- **Task item**:
Work out how many lines of the listing hold "Jabalia", then state only that count.

- **Extracted data**:
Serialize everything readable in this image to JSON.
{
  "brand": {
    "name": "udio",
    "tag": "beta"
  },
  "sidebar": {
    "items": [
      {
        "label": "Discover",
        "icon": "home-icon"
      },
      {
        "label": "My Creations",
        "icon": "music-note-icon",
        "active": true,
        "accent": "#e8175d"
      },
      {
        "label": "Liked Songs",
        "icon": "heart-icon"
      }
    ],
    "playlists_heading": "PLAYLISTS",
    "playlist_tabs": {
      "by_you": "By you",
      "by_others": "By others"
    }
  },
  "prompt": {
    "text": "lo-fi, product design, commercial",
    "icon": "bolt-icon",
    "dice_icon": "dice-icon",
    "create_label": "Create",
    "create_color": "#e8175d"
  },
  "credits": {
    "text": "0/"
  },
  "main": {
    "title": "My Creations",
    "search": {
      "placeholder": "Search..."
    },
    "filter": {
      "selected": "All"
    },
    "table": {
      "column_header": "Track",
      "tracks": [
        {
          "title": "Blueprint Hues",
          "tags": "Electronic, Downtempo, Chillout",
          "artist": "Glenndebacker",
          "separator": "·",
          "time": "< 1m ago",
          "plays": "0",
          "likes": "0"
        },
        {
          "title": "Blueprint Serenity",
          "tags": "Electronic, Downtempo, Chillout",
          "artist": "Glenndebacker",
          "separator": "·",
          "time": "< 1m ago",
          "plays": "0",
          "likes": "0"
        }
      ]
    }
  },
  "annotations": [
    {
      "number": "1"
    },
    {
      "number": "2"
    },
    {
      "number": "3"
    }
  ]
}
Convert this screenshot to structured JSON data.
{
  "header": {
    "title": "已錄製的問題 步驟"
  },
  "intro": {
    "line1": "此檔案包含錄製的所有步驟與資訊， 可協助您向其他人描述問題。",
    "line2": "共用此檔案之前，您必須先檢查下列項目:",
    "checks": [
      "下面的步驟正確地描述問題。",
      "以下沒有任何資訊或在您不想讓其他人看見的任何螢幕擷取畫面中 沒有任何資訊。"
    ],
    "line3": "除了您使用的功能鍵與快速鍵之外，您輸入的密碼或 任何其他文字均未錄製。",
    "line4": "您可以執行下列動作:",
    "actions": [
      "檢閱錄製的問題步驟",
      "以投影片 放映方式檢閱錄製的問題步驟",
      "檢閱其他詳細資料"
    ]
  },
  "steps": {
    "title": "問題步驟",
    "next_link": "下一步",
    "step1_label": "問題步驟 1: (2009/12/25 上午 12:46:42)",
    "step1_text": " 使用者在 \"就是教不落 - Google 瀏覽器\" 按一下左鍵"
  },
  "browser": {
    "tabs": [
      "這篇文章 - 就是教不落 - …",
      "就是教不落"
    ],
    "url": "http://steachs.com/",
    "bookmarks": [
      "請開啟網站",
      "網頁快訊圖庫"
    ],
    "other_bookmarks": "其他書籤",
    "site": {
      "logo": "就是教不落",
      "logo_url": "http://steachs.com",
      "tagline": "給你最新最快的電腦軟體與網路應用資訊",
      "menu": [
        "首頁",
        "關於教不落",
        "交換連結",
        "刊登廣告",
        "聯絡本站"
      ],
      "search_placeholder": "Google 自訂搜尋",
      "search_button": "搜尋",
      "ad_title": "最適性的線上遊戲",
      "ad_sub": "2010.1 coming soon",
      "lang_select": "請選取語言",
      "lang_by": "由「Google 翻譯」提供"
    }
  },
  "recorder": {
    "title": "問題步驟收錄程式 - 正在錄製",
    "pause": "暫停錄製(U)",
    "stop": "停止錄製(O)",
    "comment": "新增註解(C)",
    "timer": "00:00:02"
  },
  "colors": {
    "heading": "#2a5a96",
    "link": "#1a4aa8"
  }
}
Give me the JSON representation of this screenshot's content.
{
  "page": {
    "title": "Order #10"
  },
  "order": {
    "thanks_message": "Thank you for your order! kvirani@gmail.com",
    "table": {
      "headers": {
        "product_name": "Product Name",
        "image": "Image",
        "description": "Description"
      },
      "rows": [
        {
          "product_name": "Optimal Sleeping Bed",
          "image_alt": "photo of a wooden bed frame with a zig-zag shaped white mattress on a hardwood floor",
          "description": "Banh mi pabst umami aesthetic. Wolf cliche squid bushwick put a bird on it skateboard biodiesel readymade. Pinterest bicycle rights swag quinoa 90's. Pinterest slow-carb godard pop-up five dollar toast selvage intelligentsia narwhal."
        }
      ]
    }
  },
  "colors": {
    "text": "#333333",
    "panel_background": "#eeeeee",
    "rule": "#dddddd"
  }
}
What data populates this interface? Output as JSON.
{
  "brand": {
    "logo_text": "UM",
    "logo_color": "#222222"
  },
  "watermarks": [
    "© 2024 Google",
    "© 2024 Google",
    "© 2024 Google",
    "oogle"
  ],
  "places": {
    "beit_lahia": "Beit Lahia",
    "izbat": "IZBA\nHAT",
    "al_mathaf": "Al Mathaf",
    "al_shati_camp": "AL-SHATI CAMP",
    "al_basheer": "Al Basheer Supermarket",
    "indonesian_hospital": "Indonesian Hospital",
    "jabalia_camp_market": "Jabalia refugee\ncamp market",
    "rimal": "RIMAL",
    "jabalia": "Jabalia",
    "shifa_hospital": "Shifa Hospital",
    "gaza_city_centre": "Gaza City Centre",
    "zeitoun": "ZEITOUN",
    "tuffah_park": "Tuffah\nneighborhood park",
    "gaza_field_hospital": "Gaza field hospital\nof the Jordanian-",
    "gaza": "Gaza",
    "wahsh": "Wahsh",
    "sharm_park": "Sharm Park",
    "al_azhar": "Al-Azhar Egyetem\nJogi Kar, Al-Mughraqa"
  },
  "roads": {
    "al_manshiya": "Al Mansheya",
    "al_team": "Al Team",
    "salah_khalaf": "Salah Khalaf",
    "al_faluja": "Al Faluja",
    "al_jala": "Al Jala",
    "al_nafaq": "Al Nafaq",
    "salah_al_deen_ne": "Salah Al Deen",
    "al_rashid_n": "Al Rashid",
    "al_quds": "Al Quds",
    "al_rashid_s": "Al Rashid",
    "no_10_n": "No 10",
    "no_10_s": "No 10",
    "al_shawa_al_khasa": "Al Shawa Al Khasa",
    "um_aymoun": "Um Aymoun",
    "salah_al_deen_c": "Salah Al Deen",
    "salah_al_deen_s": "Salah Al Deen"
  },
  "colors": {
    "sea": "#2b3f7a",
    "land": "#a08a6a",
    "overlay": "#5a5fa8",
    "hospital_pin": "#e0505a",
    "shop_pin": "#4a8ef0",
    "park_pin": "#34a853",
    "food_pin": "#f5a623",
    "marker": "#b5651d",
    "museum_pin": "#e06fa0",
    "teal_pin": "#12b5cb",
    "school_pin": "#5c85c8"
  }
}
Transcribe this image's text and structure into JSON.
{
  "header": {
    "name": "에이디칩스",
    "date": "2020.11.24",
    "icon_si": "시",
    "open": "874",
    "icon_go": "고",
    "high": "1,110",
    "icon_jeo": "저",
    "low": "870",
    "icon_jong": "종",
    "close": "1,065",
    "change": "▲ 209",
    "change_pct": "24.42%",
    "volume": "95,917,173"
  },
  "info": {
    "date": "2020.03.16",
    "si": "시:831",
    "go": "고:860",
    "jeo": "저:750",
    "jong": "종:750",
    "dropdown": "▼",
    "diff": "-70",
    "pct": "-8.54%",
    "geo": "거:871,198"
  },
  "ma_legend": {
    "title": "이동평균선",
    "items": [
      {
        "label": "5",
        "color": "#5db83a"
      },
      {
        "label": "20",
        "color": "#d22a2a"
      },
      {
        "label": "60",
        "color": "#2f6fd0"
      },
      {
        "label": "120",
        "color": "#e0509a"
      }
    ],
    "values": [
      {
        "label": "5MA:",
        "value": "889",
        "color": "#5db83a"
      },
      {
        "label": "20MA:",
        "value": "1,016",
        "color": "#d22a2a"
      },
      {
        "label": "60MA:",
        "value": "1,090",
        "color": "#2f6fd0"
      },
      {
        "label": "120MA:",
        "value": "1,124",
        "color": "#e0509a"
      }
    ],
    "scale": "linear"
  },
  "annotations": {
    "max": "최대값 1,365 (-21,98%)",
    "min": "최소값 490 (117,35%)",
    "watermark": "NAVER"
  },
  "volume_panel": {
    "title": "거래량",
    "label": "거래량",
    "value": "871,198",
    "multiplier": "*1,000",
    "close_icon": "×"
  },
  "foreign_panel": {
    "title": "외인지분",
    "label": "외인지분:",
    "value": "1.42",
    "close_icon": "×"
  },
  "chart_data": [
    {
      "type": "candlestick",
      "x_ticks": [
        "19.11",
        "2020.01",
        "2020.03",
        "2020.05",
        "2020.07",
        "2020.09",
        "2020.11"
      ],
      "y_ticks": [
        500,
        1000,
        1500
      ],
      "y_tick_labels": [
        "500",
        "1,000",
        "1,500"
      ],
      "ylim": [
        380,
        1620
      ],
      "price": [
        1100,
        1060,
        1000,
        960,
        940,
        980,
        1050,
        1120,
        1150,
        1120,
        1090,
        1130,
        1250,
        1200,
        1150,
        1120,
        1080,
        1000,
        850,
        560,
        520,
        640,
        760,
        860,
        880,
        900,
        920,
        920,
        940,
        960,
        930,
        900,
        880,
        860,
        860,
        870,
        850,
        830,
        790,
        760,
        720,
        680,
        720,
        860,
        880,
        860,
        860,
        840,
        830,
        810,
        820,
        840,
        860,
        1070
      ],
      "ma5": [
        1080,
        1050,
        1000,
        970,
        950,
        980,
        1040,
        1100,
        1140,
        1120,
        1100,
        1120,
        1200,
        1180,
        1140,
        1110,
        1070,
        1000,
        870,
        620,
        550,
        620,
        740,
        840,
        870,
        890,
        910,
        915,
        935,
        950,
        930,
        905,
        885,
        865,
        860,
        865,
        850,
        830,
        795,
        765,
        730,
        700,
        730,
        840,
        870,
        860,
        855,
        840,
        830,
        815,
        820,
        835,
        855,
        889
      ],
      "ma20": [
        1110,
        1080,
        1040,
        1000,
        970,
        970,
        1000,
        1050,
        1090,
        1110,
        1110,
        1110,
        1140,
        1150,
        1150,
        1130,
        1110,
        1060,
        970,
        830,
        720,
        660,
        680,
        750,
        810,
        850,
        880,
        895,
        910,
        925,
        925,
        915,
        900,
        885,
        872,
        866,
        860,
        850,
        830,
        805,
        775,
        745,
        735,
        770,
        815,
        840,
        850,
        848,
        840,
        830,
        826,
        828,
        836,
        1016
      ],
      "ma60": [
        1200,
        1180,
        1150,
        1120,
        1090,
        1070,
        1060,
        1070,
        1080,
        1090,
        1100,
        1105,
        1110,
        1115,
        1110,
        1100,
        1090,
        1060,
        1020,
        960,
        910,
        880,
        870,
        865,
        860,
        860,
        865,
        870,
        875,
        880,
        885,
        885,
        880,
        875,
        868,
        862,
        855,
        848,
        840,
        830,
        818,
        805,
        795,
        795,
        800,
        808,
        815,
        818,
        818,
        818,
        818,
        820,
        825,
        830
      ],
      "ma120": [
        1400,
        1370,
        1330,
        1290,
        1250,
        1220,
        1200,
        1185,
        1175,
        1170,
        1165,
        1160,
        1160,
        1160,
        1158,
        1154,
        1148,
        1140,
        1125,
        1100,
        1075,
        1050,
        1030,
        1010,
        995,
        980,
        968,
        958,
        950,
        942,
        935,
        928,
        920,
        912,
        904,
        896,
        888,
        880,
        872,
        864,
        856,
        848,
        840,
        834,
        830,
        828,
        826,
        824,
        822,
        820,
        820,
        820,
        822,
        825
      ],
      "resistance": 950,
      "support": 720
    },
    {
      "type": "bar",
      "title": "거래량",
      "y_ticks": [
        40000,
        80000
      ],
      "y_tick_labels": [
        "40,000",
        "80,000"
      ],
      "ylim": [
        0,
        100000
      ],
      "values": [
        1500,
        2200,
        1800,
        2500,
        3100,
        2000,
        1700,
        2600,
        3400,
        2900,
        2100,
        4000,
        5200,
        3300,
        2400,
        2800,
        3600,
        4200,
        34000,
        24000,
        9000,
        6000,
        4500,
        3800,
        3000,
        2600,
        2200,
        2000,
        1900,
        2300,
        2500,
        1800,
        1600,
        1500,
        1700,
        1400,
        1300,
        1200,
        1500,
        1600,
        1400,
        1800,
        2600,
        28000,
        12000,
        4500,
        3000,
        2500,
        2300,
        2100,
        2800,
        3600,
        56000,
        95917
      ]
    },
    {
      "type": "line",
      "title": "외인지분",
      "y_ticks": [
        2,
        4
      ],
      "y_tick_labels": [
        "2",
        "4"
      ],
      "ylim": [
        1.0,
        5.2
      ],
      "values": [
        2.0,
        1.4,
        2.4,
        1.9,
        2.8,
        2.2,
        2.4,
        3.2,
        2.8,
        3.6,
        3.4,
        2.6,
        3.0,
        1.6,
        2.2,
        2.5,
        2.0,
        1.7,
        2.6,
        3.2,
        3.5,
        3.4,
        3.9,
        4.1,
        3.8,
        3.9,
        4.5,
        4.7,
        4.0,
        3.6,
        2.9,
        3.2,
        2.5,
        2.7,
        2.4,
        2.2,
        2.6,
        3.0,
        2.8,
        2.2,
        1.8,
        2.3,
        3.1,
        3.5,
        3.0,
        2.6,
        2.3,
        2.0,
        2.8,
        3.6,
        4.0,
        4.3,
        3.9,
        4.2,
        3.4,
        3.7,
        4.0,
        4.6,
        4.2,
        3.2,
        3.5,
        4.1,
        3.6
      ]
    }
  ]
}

- **Answer area**:
2